“By presenting the “Mahinda Chintana - Vision for the future” I am assuring you, of my deep commitment to fulfil your future aspirations as well.”
“We defeated terrorism and separatism, which at one time was thought and told by the whole world to be impossible. We are now ready to lead our children and our nation, to a brighter future, as stakeholders of a truly free motherland. We as a nation have just begun its recovery and started the journey to prosperity, let us all unite, to make this historic juncture meaningful for our country and her future. Together we will make Sri Lanka the “Wonder of Asia”, the statement said.
At a news conference specially convened to brief the foreign media contingents that have arrived here to cover the election the Foreign Minister, Rohitha Bogollagama said that all preparations are in place to ensure a free and fair poll.
“I understand through sources from the Election Department that for the forthcoming poll, the Commissioner has deployed 68,000 police personnel plus 25 Army battalions. Each polling station is therefore well secured by both the military as well as the police.
“250,000 Public Servants have been deployed for election duty, either in the polling stations or for purposes of counting. Moreover, senior and well-trained Public Servants have been stationed to monitor and ensure the due conduct of the process in each Province of our country,” the Minister told the foreign media representatives.
Election related violence
Mr. Bogollagama further said he has gathered that there have been 859 reported incidents of election related violence (so far five persons are reported killed in election related violence). “600 of these have their genesis in clashes between supporters of contending candidates that erupted at the time of putting up or removing banners and posters”.

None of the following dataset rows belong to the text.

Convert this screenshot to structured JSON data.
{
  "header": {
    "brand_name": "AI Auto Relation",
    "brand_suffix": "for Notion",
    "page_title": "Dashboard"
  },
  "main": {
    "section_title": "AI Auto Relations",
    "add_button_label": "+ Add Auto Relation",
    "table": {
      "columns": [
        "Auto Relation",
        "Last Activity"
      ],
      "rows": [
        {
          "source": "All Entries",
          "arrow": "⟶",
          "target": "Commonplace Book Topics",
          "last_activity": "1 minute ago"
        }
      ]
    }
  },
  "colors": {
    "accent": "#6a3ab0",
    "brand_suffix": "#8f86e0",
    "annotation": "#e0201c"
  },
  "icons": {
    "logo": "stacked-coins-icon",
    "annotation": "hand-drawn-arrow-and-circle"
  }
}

In response to a question the Minister said there 54 foreign observers to monitor the polling process in 11,000 polling booths. The observers are from the Commonwealth and the Asian Election Authority.

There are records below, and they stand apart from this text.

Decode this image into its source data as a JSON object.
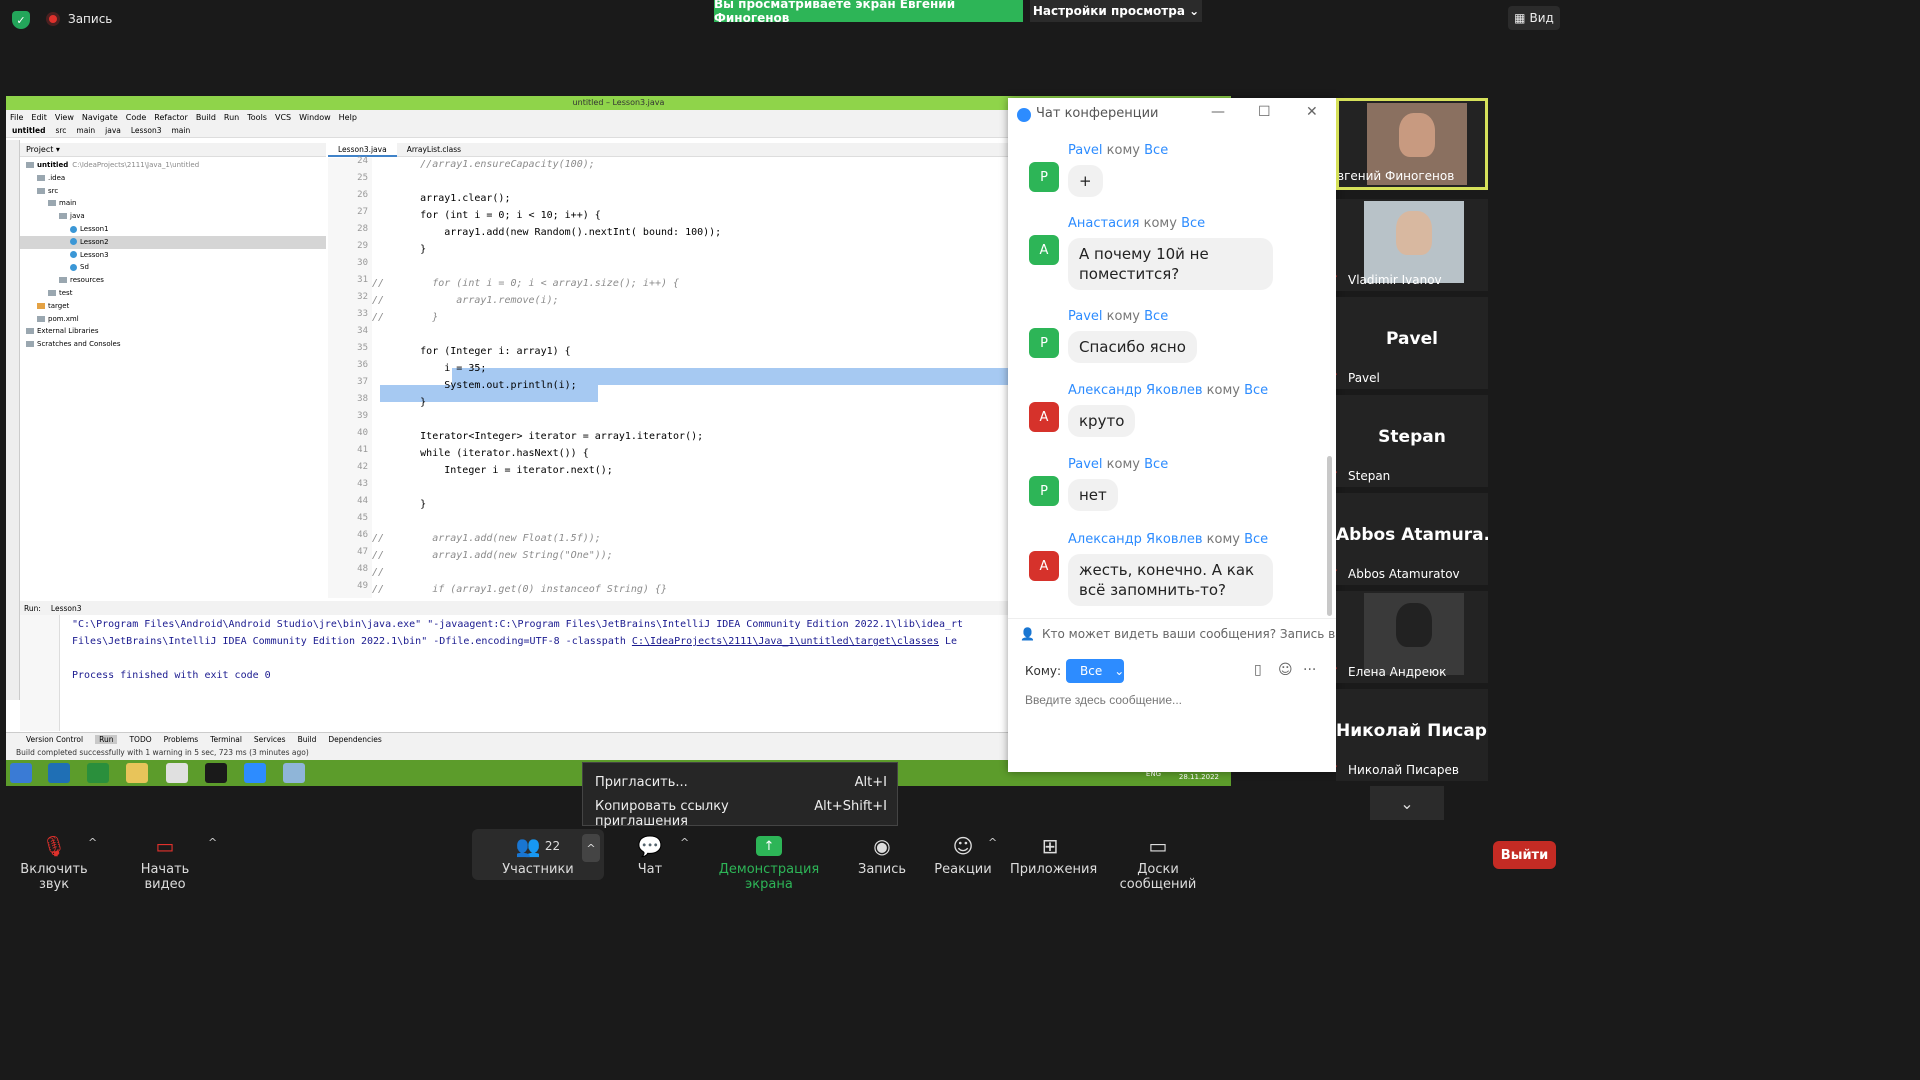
{
  "zoom_top": {
    "recording_label": "Запись",
    "share_banner": "Вы просматриваете экран Евгений Финогенов",
    "view_settings": "Настройки просмотра",
    "view_button": "Вид"
  },
  "ide": {
    "title": "untitled – Lesson3.java",
    "menu": [
      "File",
      "Edit",
      "View",
      "Navigate",
      "Code",
      "Refactor",
      "Build",
      "Run",
      "Tools",
      "VCS",
      "Window",
      "Help"
    ],
    "breadcrumbs": [
      "untitled",
      "src",
      "main",
      "java",
      "Lesson3",
      "main"
    ],
    "project_label": "Project",
    "tree": [
      {
        "label": "untitled",
        "hint": "C:\\IdeaProjects\\2111\\Java_1\\untitled",
        "depth": 0,
        "kind": "folder",
        "bold": true
      },
      {
        "label": ".idea",
        "depth": 1,
        "kind": "folder"
      },
      {
        "label": "src",
        "depth": 1,
        "kind": "folder"
      },
      {
        "label": "main",
        "depth": 2,
        "kind": "folder"
      },
      {
        "label": "java",
        "depth": 3,
        "kind": "folder"
      },
      {
        "label": "Lesson1",
        "depth": 4,
        "kind": "class"
      },
      {
        "label": "Lesson2",
        "depth": 4,
        "kind": "class",
        "selected": true
      },
      {
        "label": "Lesson3",
        "depth": 4,
        "kind": "class"
      },
      {
        "label": "Sd",
        "depth": 4,
        "kind": "class"
      },
      {
        "label": "resources",
        "depth": 3,
        "kind": "folder"
      },
      {
        "label": "test",
        "depth": 2,
        "kind": "folder"
      },
      {
        "label": "target",
        "depth": 1,
        "kind": "folder-orange"
      },
      {
        "label": "pom.xml",
        "depth": 1,
        "kind": "file"
      },
      {
        "label": "External Libraries",
        "depth": 0,
        "kind": "folder"
      },
      {
        "label": "Scratches and Consoles",
        "depth": 0,
        "kind": "folder"
      }
    ],
    "tabs": [
      "Lesson3.java",
      "ArrayList.class"
    ],
    "code_lines": [
      {
        "n": "24",
        "t": "        //array1.ensureCapacity(100);",
        "c": true
      },
      {
        "n": "25",
        "t": ""
      },
      {
        "n": "26",
        "t": "        array1.clear();"
      },
      {
        "n": "27",
        "t": "        for (int i = 0; i < 10; i++) {"
      },
      {
        "n": "28",
        "t": "            array1.add(new Random().nextInt( bound: 100));"
      },
      {
        "n": "29",
        "t": "        }"
      },
      {
        "n": "30",
        "t": ""
      },
      {
        "n": "31",
        "t": "//        for (int i = 0; i < array1.size(); i++) {",
        "c": true
      },
      {
        "n": "32",
        "t": "//            array1.remove(i);",
        "c": true
      },
      {
        "n": "33",
        "t": "//        }",
        "c": true
      },
      {
        "n": "34",
        "t": ""
      },
      {
        "n": "35",
        "t": "        for (Integer i: array1) {"
      },
      {
        "n": "36",
        "t": "            i = 35;"
      },
      {
        "n": "37",
        "t": "            System.out.println(i);"
      },
      {
        "n": "38",
        "t": "        }"
      },
      {
        "n": "39",
        "t": ""
      },
      {
        "n": "40",
        "t": "        Iterator<Integer> iterator = array1.iterator();"
      },
      {
        "n": "41",
        "t": "        while (iterator.hasNext()) {"
      },
      {
        "n": "42",
        "t": "            Integer i = iterator.next();"
      },
      {
        "n": "43",
        "t": ""
      },
      {
        "n": "44",
        "t": "        }"
      },
      {
        "n": "45",
        "t": ""
      },
      {
        "n": "46",
        "t": "//        array1.add(new Float(1.5f));",
        "c": true
      },
      {
        "n": "47",
        "t": "//        array1.add(new String(\"One\"));",
        "c": true
      },
      {
        "n": "48",
        "t": "//",
        "c": true
      },
      {
        "n": "49",
        "t": "//        if (array1.get(0) instanceof String) {}",
        "c": true
      }
    ],
    "run_label": "Run:",
    "run_tab": "Lesson3",
    "output_line1": "\"C:\\Program Files\\Android\\Android Studio\\jre\\bin\\java.exe\" \"-javaagent:C:\\Program Files\\JetBrains\\IntelliJ IDEA Community Edition 2022.1\\lib\\idea_rt",
    "output_line2_a": " Files\\JetBrains\\IntelliJ IDEA Community Edition 2022.1\\bin\" -Dfile.encoding=UTF-8 -classpath ",
    "output_line2_link": "C:\\IdeaProjects\\2111\\Java_1\\untitled\\target\\classes",
    "output_line2_b": " Le",
    "output_line3": "Process finished with exit code 0",
    "bottom_tabs": [
      "Version Control",
      "Run",
      "TODO",
      "Problems",
      "Terminal",
      "Services",
      "Build",
      "Dependencies"
    ],
    "status": "Build completed successfully with 1 warning in 5 sec, 723 ms (3 minutes ago)",
    "taskbar_date": "28.11.2022",
    "taskbar_lang": "ENG"
  },
  "chat": {
    "title": "Чат конференции",
    "to_word": "кому",
    "all_word": "Все",
    "messages": [
      {
        "sender": "Pavel",
        "initial": "P",
        "color": "#2db557",
        "text": "+"
      },
      {
        "sender": "Анастасия",
        "initial": "A",
        "color": "#2db557",
        "text": "А почему 10й не поместится?"
      },
      {
        "sender": "Pavel",
        "initial": "P",
        "color": "#2db557",
        "text": "Спасибо ясно"
      },
      {
        "sender": "Александр Яковлев",
        "initial": "A",
        "color": "#d6322b",
        "text": "круто"
      },
      {
        "sender": "Pavel",
        "initial": "P",
        "color": "#2db557",
        "text": "нет"
      },
      {
        "sender": "Александр Яковлев",
        "initial": "A",
        "color": "#d6322b",
        "text": "жесть, конечно. А как всё запомнить-то?"
      }
    ],
    "who_can_see": "Кто может видеть ваши сообщения? Запись вкл...",
    "to_label": "Кому:",
    "to_value": "Все",
    "input_placeholder": "Введите здесь сообщение..."
  },
  "participants": [
    {
      "name": "вгений Финогенов",
      "video": true,
      "active": true
    },
    {
      "name": "Vladimir Ivanov",
      "video": true
    },
    {
      "name": "Pavel",
      "big": "Pavel"
    },
    {
      "name": "Stepan",
      "big": "Stepan"
    },
    {
      "name": "Abbos Atamuratov",
      "big": "Abbos Atamura..."
    },
    {
      "name": "Елена Андреюк",
      "video": true
    },
    {
      "name": "Николай Писарев",
      "big": "Николай Писар..."
    }
  ],
  "invite_menu": {
    "invite": "Пригласить...",
    "invite_shortcut": "Alt+I",
    "copy_link": "Копировать ссылку приглашения",
    "copy_shortcut": "Alt+Shift+I"
  },
  "toolbar": {
    "unmute": "Включить звук",
    "start_video": "Начать видео",
    "participants": "Участники",
    "participants_count": "22",
    "chat": "Чат",
    "share_screen": "Демонстрация экрана",
    "record": "Запись",
    "reactions": "Реакции",
    "apps": "Приложения",
    "whiteboards": "Доски сообщений",
    "leave": "Выйти"
  },
  "colors": {
    "zoom_green": "#2db557",
    "zoom_blue": "#2d8cff",
    "leave_red": "#c42b24",
    "ide_title_green": "#8fd44a",
    "taskbar_green": "#5c9c2b"
  }
}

At a news conference here on Friday they had said they would monitor the elections in all districts including the Northern and Eastern provinces where LTTE was militarily defeated.
The monitors said they would deploy their members in every district but due to the distance they would not be able to visit all the polling booths. They promised to closely monitor the election violence, but they would not be responsible for enforcing law and order.
Notwithstanding the assurances by the Election Commission and the government on peaceful conduct of the election, a general sense of unease prevails in the island nation. The rise in political temperature was not unexpected as the high stakes are involved for all the key players in one of the most important elections in the post-independent and post-Prabakaran Sri Lanka.
Pitch-forked into centre stage with the support on one hand of the two parties diametrically opposed to each other — the main opposition the United National Party led by former Prime Minister Wickremesinghe and the ultra-nationalist Janatha Vimukthi Perumana (JVP) and the other, the post-Prabakaran Tamil National Alliance (TNA), the former Army Chief engaged in a no-holds barred attack on the President and his family. The alleged deals of corruption, poor governance, nepotism and improper handling of the issues triggered by the Eelam War IV including the re-settlement of the three lakh displaced are the pet themes of the retired General.
Though the President himself focused in his election rallies mostly on issues related to development and the need for reconciliation in the post-conflict situation, some of the second and third rung leaders of the ruling combine were reckless in their allegations targeting Fonseka and other opposition leaders backing him.
There is little doubt that it is one of the most crucial elections in the 48 year old post independent history of the island nation for two reasons. It is the first much mass democratic exercise in the post-Prabakaran era and it is again for the first time that an apolitical candidate has managed to capture the imagination of the voters in such a short span of time.